Why Am I Dancing?

Writers - Tennant/Lowe
First released - 2024
Original album - Nonetheless
Producer - James Ford
Subsequent albums - none
Other releases - none

According to the Pet Shop Boys' February 3, 2024 interview with The Guardian, this is the only song on Nonetheless that specifically refers to the COVID-19 pandemic. It apparently concerns Neil's lockdown habit of dancing by himself on his kitchen floor. (Chris suggested that Kylie Minogue was one of Neil's favorite sources of music to dance to.) The article also notes that this song is a "rewrite"—or as Chris has put it elsewhere, "a dance mix"—of "How Did I Get Here?" a ballad from Naked, a planned "stage show" that the Boys are composing based on the Hans Christian Andersen tale "The Emperor's New Clothes." (You'll recall that their 2011 ballet The Most Incredible Thing is similarly based on an Andersen story.) Whether Naked actually ever comes to fruition or if the precursor to this song will still be a part of it remains to be seen.

Getting back to the song, it kicks off with a simple trumpet fanfare (which recurs later), almost as if it were calling its narrator to attention.
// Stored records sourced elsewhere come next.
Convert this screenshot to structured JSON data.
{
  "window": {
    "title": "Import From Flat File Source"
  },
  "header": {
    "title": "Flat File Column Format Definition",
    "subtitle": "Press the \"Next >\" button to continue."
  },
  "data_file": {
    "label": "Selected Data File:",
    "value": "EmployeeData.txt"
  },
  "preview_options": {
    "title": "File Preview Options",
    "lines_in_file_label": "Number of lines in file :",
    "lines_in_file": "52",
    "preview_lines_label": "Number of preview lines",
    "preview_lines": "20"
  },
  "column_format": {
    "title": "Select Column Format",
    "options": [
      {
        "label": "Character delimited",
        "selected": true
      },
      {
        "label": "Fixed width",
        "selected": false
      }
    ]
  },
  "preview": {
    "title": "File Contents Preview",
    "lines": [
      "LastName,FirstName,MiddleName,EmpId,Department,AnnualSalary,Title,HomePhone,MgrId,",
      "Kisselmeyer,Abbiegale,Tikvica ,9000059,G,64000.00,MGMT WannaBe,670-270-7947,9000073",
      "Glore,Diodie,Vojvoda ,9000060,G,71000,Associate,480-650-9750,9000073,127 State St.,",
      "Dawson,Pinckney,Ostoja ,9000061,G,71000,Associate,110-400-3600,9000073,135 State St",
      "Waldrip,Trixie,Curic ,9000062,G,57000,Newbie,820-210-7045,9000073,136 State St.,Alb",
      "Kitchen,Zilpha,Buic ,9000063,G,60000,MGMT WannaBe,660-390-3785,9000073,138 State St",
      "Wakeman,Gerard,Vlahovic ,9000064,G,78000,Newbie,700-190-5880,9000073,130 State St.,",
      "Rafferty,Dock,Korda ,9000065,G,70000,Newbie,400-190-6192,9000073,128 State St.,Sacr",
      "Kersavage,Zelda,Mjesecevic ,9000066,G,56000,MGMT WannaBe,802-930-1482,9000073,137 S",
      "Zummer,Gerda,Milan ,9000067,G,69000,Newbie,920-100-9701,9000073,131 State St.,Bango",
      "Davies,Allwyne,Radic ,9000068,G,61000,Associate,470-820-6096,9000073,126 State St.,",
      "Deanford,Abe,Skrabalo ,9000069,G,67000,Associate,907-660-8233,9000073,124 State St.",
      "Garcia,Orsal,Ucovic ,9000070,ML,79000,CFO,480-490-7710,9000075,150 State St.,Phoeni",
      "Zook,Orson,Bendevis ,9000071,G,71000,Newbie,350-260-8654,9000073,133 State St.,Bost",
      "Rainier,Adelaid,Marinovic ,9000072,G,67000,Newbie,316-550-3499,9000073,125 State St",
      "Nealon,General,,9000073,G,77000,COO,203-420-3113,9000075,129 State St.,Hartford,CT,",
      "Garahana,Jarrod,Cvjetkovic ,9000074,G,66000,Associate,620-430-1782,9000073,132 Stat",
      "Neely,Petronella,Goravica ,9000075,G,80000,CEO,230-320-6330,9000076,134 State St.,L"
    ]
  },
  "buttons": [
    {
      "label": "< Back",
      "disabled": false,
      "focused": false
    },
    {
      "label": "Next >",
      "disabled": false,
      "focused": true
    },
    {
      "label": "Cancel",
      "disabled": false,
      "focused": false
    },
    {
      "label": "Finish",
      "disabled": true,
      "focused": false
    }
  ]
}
Appropriate to the subject of dancing, its upbeat tempo reflects the music—essentially is the music—that he finds himself dancing to.
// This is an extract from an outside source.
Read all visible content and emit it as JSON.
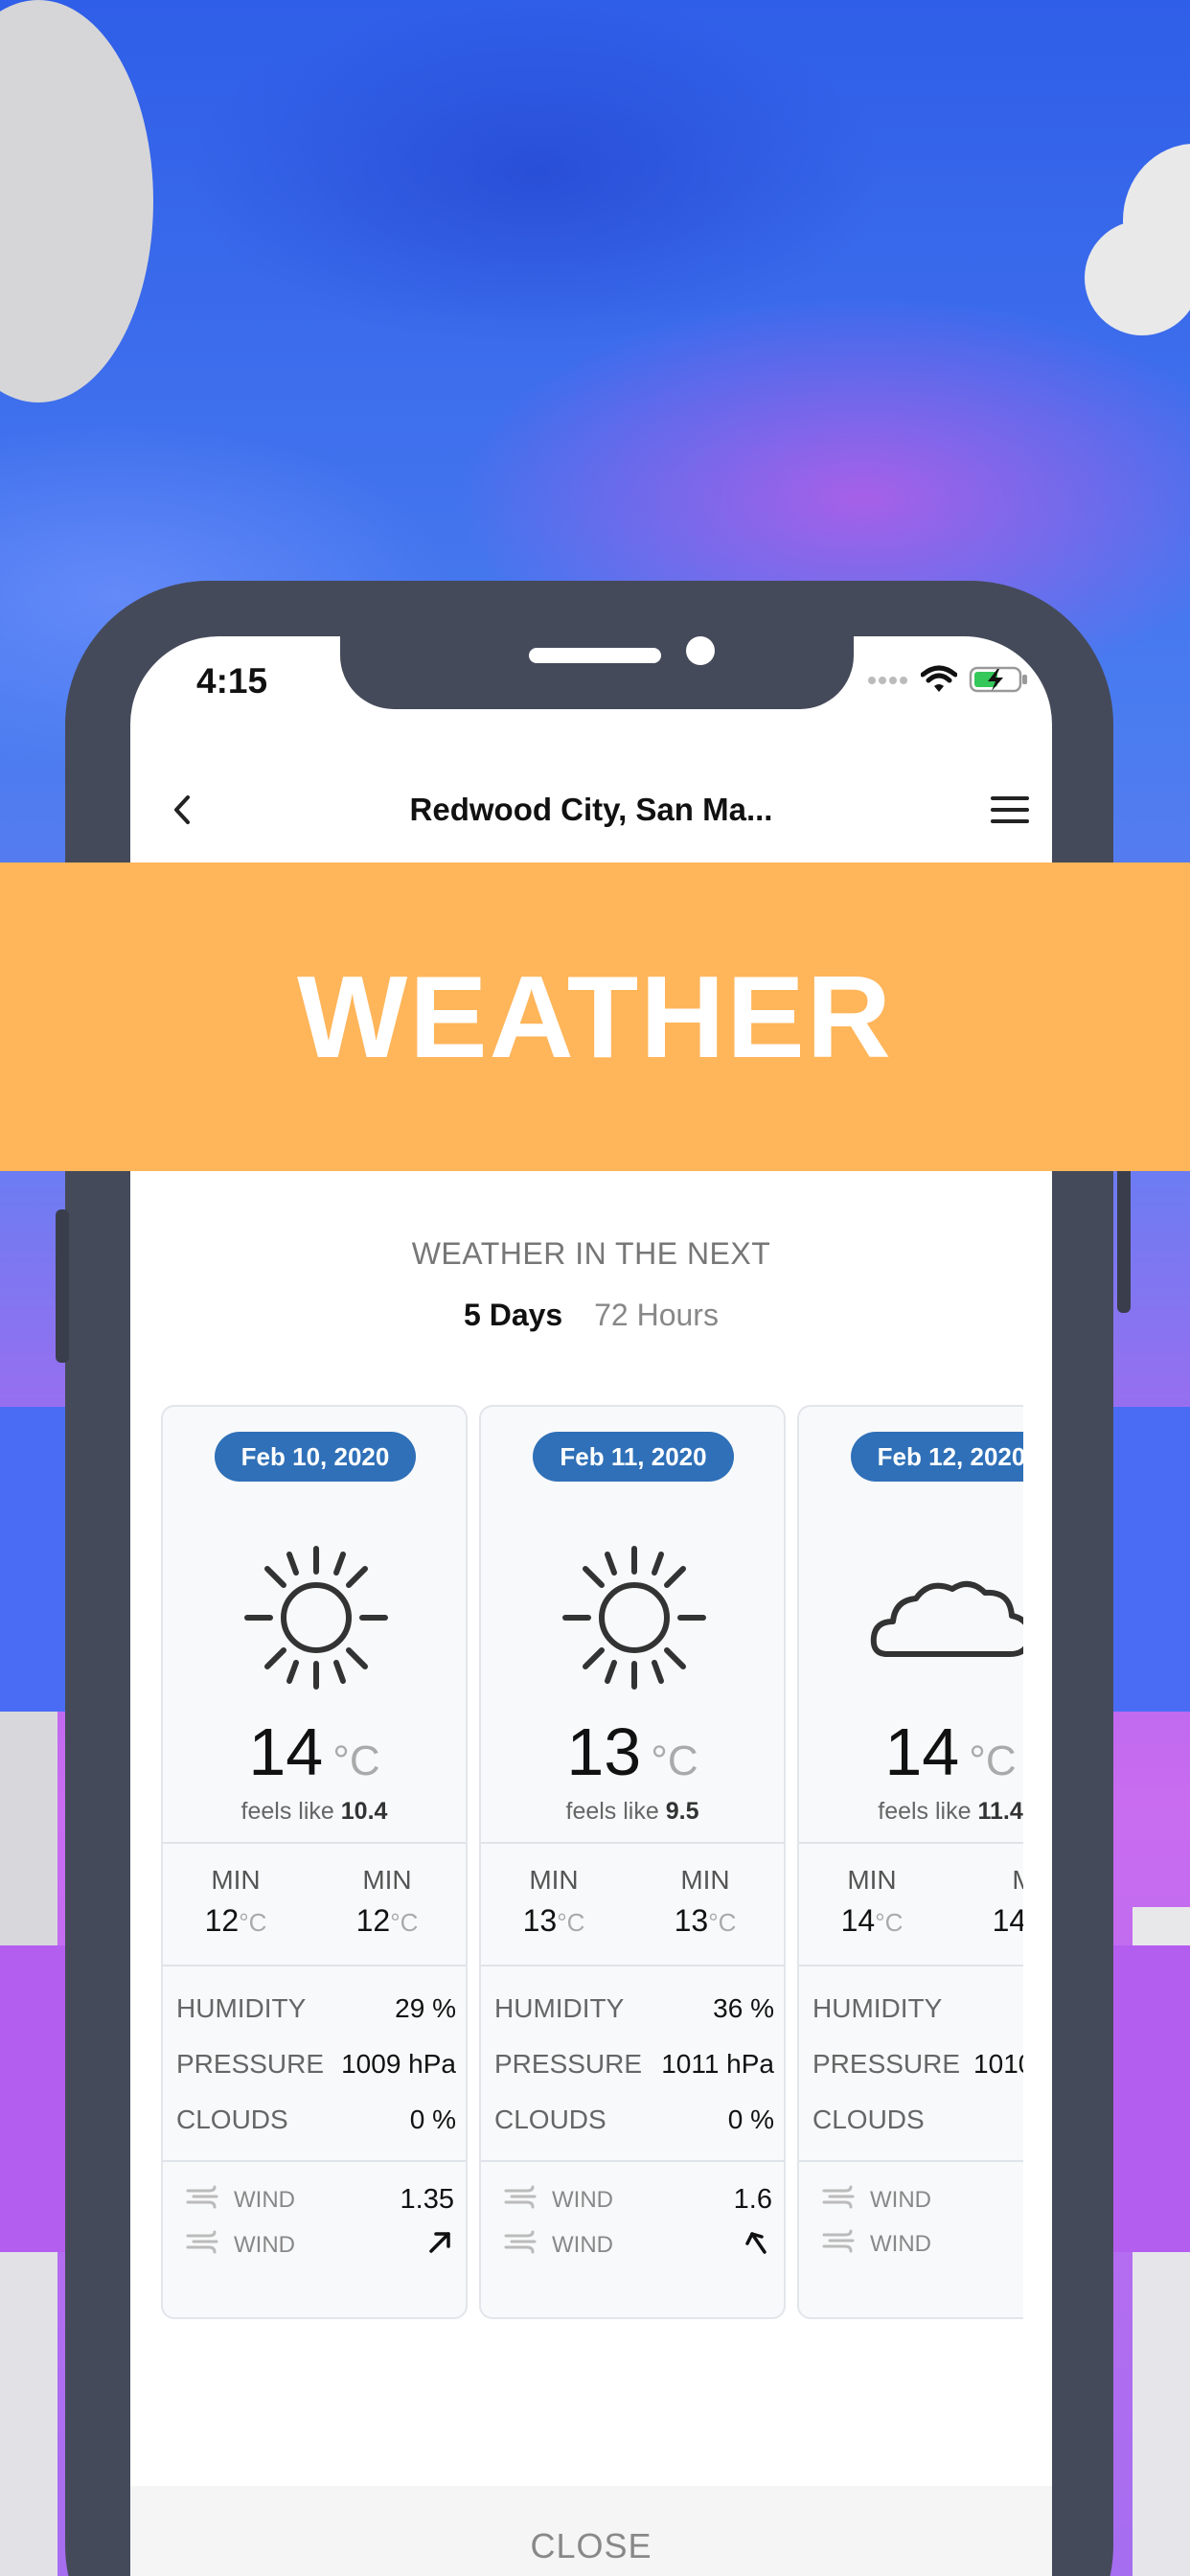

Why am I dancing when I'm so alone?
What do I have to celebrate here on my own?

Likely inspired by its source from the aforementioned embryonic stage show, Neil sings that he "may as well be naked" since he has "nothing to hide." Even though one might think there's no reason for him to dance when he's alone, it's the very fact that he is alone that allows him to be in his "comfort zone," where he doesn't have to worry about what anyone else might think or how they might judge him. We all know how that works, don't we?

It's interesting to note that some lines seem to suggest a much younger man, perhaps one who's only now coming to accept himself as he truly is:

I’m starting a new life in a world far away
From the people who brought me up and I disobey

With words like these, it's easy to see why Neil has suggested that Nonetheless may be the Boys' "gay album"—although, to be honest, from this writer's perspective it's difficult to see that it's really much more "gay" than Very or Bilingual.

List cross-references